    yhikum , April 26, 2013 9:17 AM
    I would be interested in what were clock speeds using this benchmarks. There is no mention of that in article.
    I have hard time believing that CPUMark99 scores were achieved on stock speeds. A bit of searching across forum boards show scores below 600 and scores themselves correlate to CPU speeds. This is for both AMD and Intel processors. Here is one for reference: http://forums.anandtech.com/showthread.php?t=2057154
    Jump to 10% is quite significant when it runs non-optimized code for specific processor. This is due to simple fact that instructions on CPU cannot be executed faster than they already execute, unless you apply speed factor of clock speed. And since CPUMark99 is single threaded benchmark, clock speed plays important role.
  • 0 Hide
    dimar , April 26, 2013 9:32 AM
    For me 6x SATA 6Gb native ports on 8 series motherboards would be good reason to upgrade.
  • 1 Hide
    loops , April 26, 2013 9:58 AM
    A 5-10% bump that will cost you a new chip and mobo. That is some expensive 10% gains.
  • 2 Hide
    CaedenV , April 26, 2013 10:25 AM
    Quote:
    At this rate it's gonna be like 5 years before OC Sandy Bridge users have a reason to upgrade.


    Just keep in mind that Intel is not looking at improving raw performance right now. Their largest competitor is not AMD, but the hordes of ARM manufacturers who are looking to break into the desktop and laptop space over the next few years. While the chip wattage is up a little bit this generation, the platform wattage is down, way down. The wattage increase is due to better IGP and integrated voltage regulation. These are useless improvements for desktop users, but it means a lot to laptop/netbook/tablet/AIO/server manufacturers where power usage vs performance is one of the largest considerations when choosing a chip.
    Broadwell will take this to the next level by integrating more and more stuff on the chip.
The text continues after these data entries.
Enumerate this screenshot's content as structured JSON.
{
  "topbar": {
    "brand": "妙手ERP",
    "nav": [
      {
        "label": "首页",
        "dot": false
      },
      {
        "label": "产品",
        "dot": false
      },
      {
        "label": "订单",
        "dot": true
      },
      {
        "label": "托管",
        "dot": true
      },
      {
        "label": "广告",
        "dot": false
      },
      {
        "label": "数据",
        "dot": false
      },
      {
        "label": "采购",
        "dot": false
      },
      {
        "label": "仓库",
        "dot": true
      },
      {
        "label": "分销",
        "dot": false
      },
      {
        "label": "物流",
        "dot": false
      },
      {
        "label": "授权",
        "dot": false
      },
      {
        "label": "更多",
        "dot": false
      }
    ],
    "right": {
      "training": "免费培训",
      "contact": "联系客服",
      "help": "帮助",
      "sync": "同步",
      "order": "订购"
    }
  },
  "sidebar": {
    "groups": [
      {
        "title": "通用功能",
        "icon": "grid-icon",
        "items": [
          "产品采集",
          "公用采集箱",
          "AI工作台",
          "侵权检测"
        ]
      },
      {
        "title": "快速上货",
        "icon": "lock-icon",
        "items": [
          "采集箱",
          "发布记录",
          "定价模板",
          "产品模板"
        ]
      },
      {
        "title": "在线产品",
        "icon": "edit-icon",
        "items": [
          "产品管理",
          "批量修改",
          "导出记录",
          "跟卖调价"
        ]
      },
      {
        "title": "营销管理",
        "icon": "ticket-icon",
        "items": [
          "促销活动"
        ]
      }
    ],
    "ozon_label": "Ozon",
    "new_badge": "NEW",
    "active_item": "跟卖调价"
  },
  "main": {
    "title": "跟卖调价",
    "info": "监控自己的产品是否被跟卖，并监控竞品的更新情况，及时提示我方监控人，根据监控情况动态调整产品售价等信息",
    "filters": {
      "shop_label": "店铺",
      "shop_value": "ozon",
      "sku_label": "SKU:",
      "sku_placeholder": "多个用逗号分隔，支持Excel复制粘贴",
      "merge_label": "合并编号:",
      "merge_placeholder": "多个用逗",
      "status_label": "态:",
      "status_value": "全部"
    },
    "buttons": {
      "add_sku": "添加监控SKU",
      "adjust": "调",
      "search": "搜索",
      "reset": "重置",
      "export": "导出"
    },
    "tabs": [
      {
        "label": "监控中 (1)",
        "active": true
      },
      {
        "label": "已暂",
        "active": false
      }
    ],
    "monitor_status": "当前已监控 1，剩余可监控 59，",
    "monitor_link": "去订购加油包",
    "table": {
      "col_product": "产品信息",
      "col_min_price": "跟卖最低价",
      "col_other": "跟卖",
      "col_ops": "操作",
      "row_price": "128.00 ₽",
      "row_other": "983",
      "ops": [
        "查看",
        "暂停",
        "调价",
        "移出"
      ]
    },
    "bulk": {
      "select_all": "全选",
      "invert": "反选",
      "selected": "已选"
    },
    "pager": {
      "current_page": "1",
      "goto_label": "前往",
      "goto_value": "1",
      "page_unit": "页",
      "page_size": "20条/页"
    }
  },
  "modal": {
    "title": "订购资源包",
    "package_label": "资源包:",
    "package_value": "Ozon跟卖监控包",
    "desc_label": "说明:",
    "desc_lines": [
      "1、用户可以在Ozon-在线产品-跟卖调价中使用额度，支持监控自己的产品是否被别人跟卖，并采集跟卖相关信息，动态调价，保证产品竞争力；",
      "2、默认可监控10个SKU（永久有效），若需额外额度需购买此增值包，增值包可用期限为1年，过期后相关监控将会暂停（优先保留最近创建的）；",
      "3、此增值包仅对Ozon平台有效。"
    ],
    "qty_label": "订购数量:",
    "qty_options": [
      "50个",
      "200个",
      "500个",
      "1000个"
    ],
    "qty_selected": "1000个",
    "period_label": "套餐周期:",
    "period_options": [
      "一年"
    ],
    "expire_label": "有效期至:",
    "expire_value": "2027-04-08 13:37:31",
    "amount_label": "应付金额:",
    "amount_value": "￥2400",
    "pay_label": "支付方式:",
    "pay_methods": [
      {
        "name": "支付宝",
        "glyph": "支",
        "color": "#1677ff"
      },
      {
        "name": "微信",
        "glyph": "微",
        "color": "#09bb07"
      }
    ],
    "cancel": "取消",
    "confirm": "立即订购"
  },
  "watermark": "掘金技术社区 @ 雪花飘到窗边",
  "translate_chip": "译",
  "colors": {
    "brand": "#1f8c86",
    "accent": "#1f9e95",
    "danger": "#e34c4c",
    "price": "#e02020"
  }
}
Eventually Intel will move the chipsets themselves onto the CPU so that you essentially have an SOC solution to properly fight against ARM. Once they get to that point then we will see a move back to improved raw performance again.

    Until then I will enjoy my SB i7 and just throw money at the GPU as needed.
  • 2 Hide
    ilysaml , April 26, 2013 10:44 AM
    If steamroller takes on Sandy Bridge performance, there's a top chance AMD catch up with Intel.
  • 1 Hide
    milktea , April 26, 2013 10:46 AM
    I'll wait for 9770k before my next upgrade.
  • 3 Hide
    nhat11 , April 26, 2013 10:49 AM
    The point of Haswell is the power savings for mobile devices. At the moment I'm waiting for that instead of a simple performance boost for my next laptop.
  • 2 Hide
    Hupiscratch , April 26, 2013 11:00 AM
    This could be the time to upgrade. I think it would be a nice improvement over my Athlon 64 FX-60 :D 
  • 4 Hide
    InvalidError , April 26, 2013 11:14 AM
    Quote:
    gogogogogogogo AMD
    I'm tired of Intel getting away with this lazy junk

    If AMD had a rabbit they could pull out of their hat, they would/should have done so already.

    The cold reality is that single-threaded performance has pretty much reached as high as it is going to go so improvements there will remain pretty slow. With very few mainstream applications making reasonable use of more than two cores, there is very little demand for more than that so do not expect a desktop core-count race any time soon either.

    Expect the number of people upgrading their PCs only every 5-7 years to increase - provided they do not fail first or get prematurely replaced due to degraded performance from push-pin HSF no longer making adequate contact.
Display more comments